Number one, it was very difficult to optimize their time because they would spend so much time on the road, and you could maybe fit in two test drives a day, but you could never break even on two test drives a day. It was too expensive. Secondly, it was very hard to train them because they were on the road so much, and so the variability between the high-quality performance and the medium-quality performance was so high that it just didn't work, and a medium performer would drive down the average for everybody.

So then our president, the man who started Taxi Magic with me, Toby Russell, said, “Okay, what can we do to transform this to a place where we keep this unique and kind of secret sauce of test drive delivered to the customer, but do it in a more optimized manner where the costs are not as crazy and the quality of the customer experience is not suffering because of the difference in the quality of people providing the service?”

So, we tested our way into a model where we have a person on the phone who is the expert, like a sales rep, basically, and then a driver, who is just the regular driver, delivers the car to the customer for a test drive. So, now the customer gets the test drive experience but also is getting an expert. He just never meets the expert, so the expert's not spending time on the on the road anymore, and instead is able to help many more customers by phone. The end result of that has been that our conversions on test drives to sales have gone up by over 10 points. Before, we'd be converting 32–34 percent test drives to sales conversions. Now we're in a kind of a 42–45 percent range.

We wasted a ton of money and a ton of time on stuff we thought was right, but then it turned out the product was being used very differently or features were not being used at all.

EA: Wow.

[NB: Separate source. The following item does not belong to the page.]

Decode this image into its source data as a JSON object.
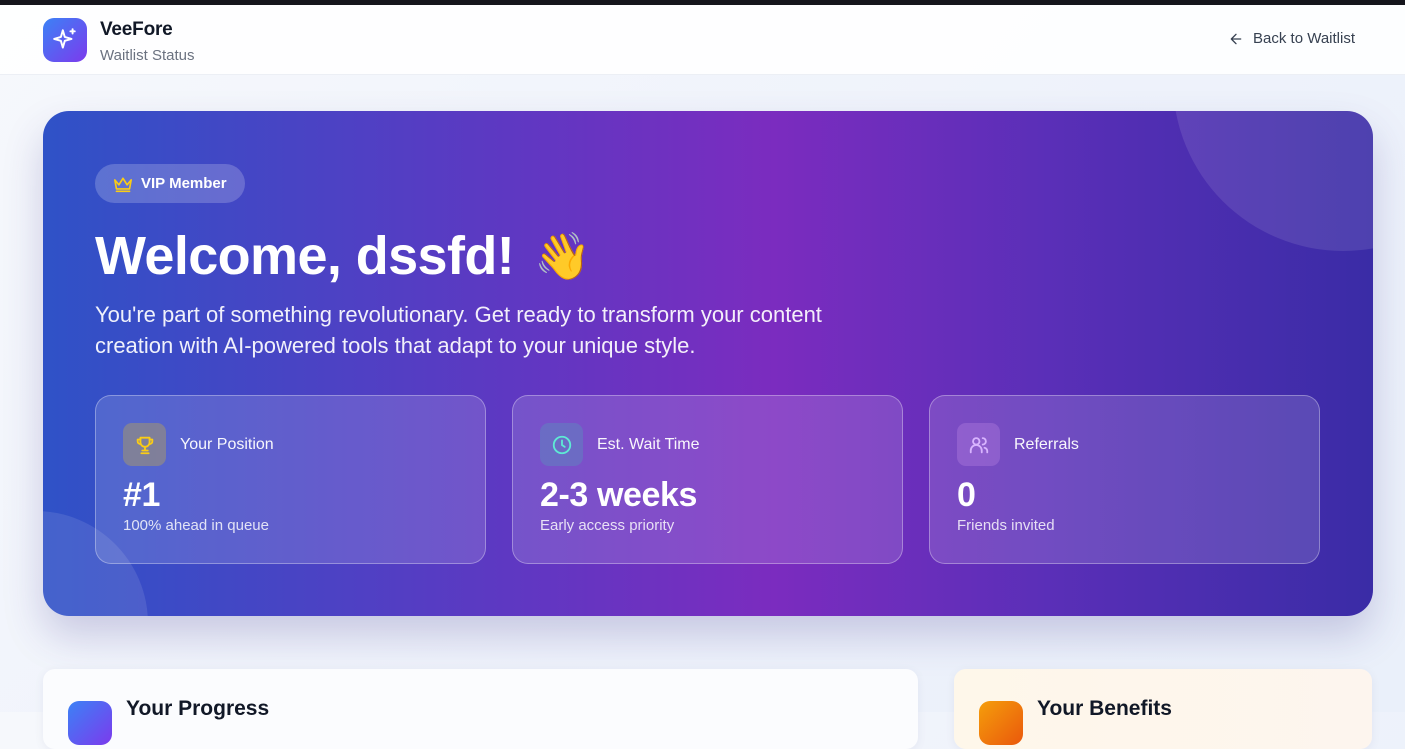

GA: Number two, our customer feedback actually has gone up as well, because now everybody is getting the best person, and it's easier to train everyone because they're all in one office at the same time. So, our costs have come down because we can optimize schedules, and our utilization is way better this way than we were able to do in the old model. Now, we tested our way into doing that where we had this idea; we did it for about five percent of customers, then we grew it to fifteen, then we grew it to twenty, then we tweaked it. We concurrently built technology to support it, etcetera, etcetera, etcetera, and over the course of Q2 and like, Q3 and Q4 last year, we made this huge change, and in January, converted the business to this model. So, that is definitely a very different way of doing things than Taxi Magic used to, and I think it's a more effective way to be successful with building a business.

EA: Could you dive into that a little more? For Shift, how did you and your investors come to define product/market fit?

GA: That's a tough question. There’s a Supreme Court case in which Justice Scalia writes this great line, “You'll know it when you see it.” It applies to this as well. You have product/market fit when you see it, and you don't when you don't see it. There's not an ironclad rule about that.

This business is different than a lot of businesses because the value of the transaction in our space is so massive, right? We make $3,500 a car sold in terms of revenue when we do a transaction. Think about how many Uber rides that is. Uber makes maybe about a dollar fifty per ride, so you're talking about an insane number of Uber rides—about 2,300 Uber rides to make up one car revenue. And so, you don't have the luxury of lots of volume to judge things because it's just not possible to get to that kind of volume without additional capital. But I think you wonder if it’s working. For us, the single biggest thing was people giving us cars. It was very clear, obviously, you could sell a car. Forty-five thousand cars are sold a year, but the idea that a person would give you a car for free to sell and you don't pay them money up front is a pretty big deal, in my opinion. Once we were proving that we were actually doing that, that's when I think people felt like we had product/market fit.

Elliott Adams